Cordyline fruticosa (L.) Chev.

Nota de alcance (en)

Root: Surinamese Indonesians use pieces of root in vinegar for a preparation against bleeding.

Leaf: An infusion in oil is used to treat wounds. Infusion of three crushed leaves of the purple cultivar is used in hypotensive drink. Proximal (lower) portion of leaf is macerated in olive oil for a cataplasm or tampon for wounds.


Range. Eastern Asia, East Indies and South Pacific Islands to Hawaii. Found throughout Myanmar, especially Mandalay and Shan; cultivated.

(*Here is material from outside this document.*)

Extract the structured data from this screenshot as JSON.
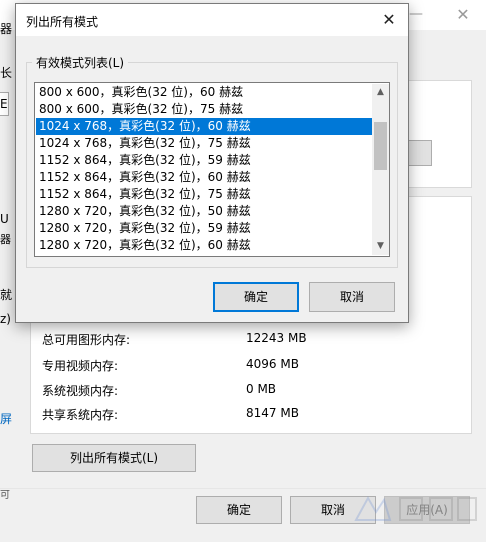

Whole plant: The plant’s five parts are stewed with sugar and taken to restore regular menstruation; boiled, mixed with the water from boiling kazun-ywet (Ipomoea aquatica) leaves with sugar, and taken daily for lung ailments; or crushed for juice, which is mixed with ginger and jaggery syrup in equal parts to make a tonic taken by women to treat menopausal symptoms, clear the complexion, and for stamina and overall health.

Leaf: The leaves of the plant, an astringent with cooling properties, are boiled in water and taken for vomiting of blood, passing of blood, and hemorrhaging. To regulate the bowels, the leaves are stewed with sugar and ingested, or water from boiling the roots is taken. For intestinal and liver inflammation, the leaves are stewed with jaggery. Tender young leaves are eaten as a remedy for dysentery or as a bowel regulator. Boiled with human milk, the leaves are taken for lung, liver, and kidney in­fections. For chest pains, leaves are boiled with cow’s milk.

Nota bibliográfica (en)

1) Robertt, A., et al.. Medicinal Plants of the Guianas (Guyana, Suriname, French Guyana)/Smithsonian NMNH. cited online: 17-08-2017

2) DeFilipps, Robert A.; Krupnick, Gary A. / PhytoKeys, v. 102. - - p. 1 - 314,  2018.

Cordyline fruticosa (L.) Chev.
Término aceptado: 01-Sep-2017